THE shenanigans by the Environmental Agency when it digs its heels in is beyond belief, even to wasting over half a million pounds of public money to uphold its misguided decisions.
Back in 2009 two local builders, the Earl brothers in Bradford on Avon after many years investigating, managed to locate the owners of North Mill on the Avon at Avoncliff, writes Tom Oliva.
Derelict over 35 years
This is a picturesque hamlet well known to Kennet & Avon Canal boaters a couple of miles west of the town, and they arranged to purchase the property which had been derelict for over 35 years and was in a dangerous tumbledown state.
An entirely obvious feature of any restoration project was the refurbishment of the property's capacity to generate power (Green subsidy was welcome but not a show-stopper) so the Earls engaged a reputable hydro project consultancy to manage the process and they applied for the required water abstraction and impoundments licences from the Environment Agency on behalf of the Earls in September 2009.
At this point, the Earls view of the Environment Agency was that it was a trustworthy and technically authoritative public body discharging their statutory duty to process permit applications according to their documented statutory obligations—a fee of £150 was paid, all the required documents were submitted and advertising required was placed in local newspapers. So far so good—the Environment Agency now had 120 days in which to evaluate the application and issue a determination.
It should be noted here that as an integral and documented part of the licence process that all water passing over the Avoncliff Weir was now legally embargoed and no other application for that water was legally viable until the original North Mill application was determined under statutory obligation by the Environment Agency—be that a yes or a no.
Another application was indeed made, almost three months after North Mill's application and accepted by the Environment Agency—from the owner of a mill building on the opposite bank—Weaver's Mill.
The Earls were advised in February 2010 that they were issued a draft licence for the amount of water they'd requested and that this was a formality prior to the issuance of the actual licence.
What happened next eroded the Earl's original faith in the Environment Agency's integrity out of existence.
The Environment Agency stopped communicating with North Mill—any requests for information or updates were brushed aside, and the Environment Agency requested an extension to the statutory time window, which the Earls (naively in hindsight) agreed to, still clinging to their belief that the Environment Agency were a trustworthy government department.
The subsequent non-appearance of the licence coupled to the Environment Agency's unwillingness to communicate anything, prompted the Earls to ask their local MP to inquire about the matter. The way he was treated by the Environment Agency prompted him to ask questions from the floor of The House of Commons.
The morning of the day after the question, a senior manager at the Environment Agency telephoned the Earls and warned 'if you involve an MP in this we'll make sure you go to the end of the queue'—charming.
The agreed time extensions to the North Mill application expired, and not being in receipt of a yes or a no on the licence the Earls lodged an appeal to The Planning Inspectorate for non-determination—which legally freezes the entire process (well, it's supposed to....) and the decision goes to H.M. Planning Inspectorate.
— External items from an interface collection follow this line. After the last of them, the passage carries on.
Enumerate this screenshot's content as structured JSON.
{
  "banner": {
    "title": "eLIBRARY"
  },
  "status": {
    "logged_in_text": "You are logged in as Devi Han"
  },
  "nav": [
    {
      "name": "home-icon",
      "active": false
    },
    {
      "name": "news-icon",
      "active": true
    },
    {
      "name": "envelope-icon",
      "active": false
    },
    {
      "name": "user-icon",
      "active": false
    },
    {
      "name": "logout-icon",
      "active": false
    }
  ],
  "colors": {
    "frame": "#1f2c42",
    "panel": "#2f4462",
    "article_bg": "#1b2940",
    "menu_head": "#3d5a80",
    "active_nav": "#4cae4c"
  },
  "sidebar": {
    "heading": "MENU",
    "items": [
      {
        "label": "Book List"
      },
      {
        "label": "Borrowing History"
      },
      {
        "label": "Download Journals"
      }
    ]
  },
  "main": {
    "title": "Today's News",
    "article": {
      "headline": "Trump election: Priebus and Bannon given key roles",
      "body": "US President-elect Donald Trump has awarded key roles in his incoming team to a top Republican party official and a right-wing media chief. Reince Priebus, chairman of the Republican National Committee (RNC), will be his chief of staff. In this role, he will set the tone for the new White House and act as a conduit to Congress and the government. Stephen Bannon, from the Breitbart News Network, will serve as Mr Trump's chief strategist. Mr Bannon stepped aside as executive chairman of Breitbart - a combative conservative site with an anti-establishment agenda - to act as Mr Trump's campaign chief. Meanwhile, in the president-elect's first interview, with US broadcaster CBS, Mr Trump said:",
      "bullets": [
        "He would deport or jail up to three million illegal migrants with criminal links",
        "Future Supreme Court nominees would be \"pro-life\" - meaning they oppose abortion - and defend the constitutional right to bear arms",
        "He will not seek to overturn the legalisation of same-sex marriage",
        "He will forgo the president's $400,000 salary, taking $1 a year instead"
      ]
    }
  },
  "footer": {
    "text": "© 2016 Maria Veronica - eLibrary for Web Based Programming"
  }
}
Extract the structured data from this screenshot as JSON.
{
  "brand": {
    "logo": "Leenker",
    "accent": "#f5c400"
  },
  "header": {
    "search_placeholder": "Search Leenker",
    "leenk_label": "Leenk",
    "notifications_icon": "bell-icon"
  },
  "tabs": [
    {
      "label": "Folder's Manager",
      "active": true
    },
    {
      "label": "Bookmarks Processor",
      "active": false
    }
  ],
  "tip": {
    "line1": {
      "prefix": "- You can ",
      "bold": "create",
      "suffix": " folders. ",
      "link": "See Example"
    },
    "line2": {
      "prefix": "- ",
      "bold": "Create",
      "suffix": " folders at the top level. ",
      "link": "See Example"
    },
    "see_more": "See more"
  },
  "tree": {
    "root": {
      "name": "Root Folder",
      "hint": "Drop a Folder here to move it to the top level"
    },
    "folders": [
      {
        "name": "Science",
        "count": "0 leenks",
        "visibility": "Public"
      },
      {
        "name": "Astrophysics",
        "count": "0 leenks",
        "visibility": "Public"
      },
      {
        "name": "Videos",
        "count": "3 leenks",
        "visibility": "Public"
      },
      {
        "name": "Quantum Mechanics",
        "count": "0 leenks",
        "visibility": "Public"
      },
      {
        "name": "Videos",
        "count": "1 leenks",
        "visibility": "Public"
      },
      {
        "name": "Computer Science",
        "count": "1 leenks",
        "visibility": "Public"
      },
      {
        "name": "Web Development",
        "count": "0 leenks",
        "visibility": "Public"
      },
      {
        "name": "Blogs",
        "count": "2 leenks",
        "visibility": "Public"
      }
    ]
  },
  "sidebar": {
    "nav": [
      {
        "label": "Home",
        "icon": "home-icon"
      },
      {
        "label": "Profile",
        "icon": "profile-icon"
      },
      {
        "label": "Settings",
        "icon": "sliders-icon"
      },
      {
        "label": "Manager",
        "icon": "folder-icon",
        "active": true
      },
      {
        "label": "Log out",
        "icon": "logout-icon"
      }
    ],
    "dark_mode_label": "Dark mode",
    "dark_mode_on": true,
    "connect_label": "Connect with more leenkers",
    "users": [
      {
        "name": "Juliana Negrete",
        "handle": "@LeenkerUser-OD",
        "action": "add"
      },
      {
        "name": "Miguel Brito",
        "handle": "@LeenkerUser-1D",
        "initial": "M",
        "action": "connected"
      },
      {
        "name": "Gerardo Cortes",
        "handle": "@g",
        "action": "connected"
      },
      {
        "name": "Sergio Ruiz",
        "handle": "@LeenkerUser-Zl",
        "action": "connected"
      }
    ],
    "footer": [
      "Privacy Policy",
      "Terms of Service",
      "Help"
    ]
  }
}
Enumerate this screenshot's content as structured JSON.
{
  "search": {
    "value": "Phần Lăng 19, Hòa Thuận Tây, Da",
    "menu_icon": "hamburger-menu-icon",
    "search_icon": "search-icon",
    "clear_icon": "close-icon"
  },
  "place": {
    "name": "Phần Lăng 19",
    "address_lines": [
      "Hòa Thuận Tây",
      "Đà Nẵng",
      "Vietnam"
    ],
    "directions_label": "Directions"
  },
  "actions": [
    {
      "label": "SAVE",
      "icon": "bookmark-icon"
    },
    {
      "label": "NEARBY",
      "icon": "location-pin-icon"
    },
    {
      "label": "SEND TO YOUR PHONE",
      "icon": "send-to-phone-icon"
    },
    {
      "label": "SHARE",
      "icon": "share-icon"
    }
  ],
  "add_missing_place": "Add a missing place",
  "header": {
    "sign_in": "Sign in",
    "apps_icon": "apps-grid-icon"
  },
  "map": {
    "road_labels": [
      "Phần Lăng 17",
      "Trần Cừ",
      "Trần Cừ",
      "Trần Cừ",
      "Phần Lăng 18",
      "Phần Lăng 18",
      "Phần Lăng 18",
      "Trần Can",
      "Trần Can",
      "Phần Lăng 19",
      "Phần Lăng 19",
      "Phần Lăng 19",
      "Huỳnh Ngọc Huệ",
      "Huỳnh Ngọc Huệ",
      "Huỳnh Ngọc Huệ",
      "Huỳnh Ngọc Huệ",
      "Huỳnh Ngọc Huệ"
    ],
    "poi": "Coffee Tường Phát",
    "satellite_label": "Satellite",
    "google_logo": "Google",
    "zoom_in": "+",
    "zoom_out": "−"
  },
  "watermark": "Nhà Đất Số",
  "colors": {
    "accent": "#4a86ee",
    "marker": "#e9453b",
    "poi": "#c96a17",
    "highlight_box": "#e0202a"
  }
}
Undaunted and determined, the Environment Agency then arbitrarily awarded a licence to Weaver's Mill (that had applied months after North Mill's application) and then said they were refusing a licence to North Mill because there 'wasn't any water available', neither of which they were legally mandated to do in any way, shape or form.
The Earls then applied for Judicial Review (a process with about a 5% success rate on past applications) and took the Environment Agency to the High Court—where the Environment Agency lost, their barristers admitted illegal actions and the Environment Agency were subjected to full legal costs and conditions were imposed on them regarding any further allocation of water resources at the Avoncliff.
It is of note that the Environment Agency successfully withheld pivotal information under Freedom of Information for over 18 months which would have made the Judicial Review even more of a disaster for them than it already was—and were criticized in uncompromising terms in an investigation by The Information Commissioner's Office.
It turned out that the North Mill application had indeed been properly and successfully determined by Environment Agency officials in the Earl's favour and that those documents relating to this fact had been hidden by certain other Environment Agency officials.
There is a recurring theme in all this—in that it would appear that the Environment Agency believe that rules are for other people and that the law doesn't apply to them.
More public money
Needless to say things have not changed (as of July 2012) and it certainly seems very likely that the Environment Agency will be spending much more public money employing barristers and using their well provisioned PR department to defend the extraordinarily arbitrary, wilful and destructive activities of their officials.
To date it has been independently estimated that The Environment Agency have spent well in excess of £500,000 of public money on this mess, and they are set to add considerably to that figure.
This isn't over yet
We welcome any information about other water power schemes involving the Environment Agency which have gone badly wrong—we already know of two more that bear striking similarities to this case.